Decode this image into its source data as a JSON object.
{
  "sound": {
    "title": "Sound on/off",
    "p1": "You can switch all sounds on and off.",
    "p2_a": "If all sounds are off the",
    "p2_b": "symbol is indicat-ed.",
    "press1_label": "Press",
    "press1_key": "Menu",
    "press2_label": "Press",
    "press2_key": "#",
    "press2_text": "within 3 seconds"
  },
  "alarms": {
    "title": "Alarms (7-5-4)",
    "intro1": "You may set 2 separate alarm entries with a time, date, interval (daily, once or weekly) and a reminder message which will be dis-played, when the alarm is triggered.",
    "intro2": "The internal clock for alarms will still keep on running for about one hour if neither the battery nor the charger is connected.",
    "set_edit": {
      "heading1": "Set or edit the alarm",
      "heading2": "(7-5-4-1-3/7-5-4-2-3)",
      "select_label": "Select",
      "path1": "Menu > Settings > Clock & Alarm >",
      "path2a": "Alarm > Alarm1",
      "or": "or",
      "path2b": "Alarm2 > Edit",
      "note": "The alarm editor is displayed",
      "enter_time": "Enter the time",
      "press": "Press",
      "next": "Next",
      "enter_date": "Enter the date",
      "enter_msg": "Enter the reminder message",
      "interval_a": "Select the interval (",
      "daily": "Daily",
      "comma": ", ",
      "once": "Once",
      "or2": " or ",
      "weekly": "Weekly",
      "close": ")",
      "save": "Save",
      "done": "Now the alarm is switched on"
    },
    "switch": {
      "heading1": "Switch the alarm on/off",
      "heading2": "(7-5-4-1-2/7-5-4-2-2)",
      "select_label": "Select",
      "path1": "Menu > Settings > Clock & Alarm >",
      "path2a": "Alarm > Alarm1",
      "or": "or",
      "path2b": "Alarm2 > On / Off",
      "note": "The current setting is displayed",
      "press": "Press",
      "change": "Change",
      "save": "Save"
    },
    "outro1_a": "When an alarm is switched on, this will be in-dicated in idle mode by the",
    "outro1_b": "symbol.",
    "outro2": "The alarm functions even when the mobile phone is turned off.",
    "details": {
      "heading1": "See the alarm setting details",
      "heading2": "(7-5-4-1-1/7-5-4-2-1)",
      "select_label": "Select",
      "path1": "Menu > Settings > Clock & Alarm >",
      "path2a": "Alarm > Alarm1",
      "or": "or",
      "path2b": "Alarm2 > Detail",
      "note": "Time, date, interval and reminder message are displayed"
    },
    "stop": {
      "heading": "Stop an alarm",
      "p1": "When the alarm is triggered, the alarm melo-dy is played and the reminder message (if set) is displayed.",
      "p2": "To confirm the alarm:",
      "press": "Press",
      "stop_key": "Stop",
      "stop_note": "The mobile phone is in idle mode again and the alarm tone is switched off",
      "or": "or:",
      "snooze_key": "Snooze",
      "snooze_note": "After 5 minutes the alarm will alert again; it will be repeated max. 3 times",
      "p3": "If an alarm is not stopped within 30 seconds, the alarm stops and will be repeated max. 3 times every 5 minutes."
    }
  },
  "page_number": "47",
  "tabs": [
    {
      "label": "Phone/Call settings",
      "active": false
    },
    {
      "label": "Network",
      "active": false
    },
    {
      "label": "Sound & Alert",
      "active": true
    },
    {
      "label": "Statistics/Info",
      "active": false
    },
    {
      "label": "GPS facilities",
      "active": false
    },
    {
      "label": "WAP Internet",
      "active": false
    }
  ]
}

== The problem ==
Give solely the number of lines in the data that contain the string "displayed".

== Expected output ==
4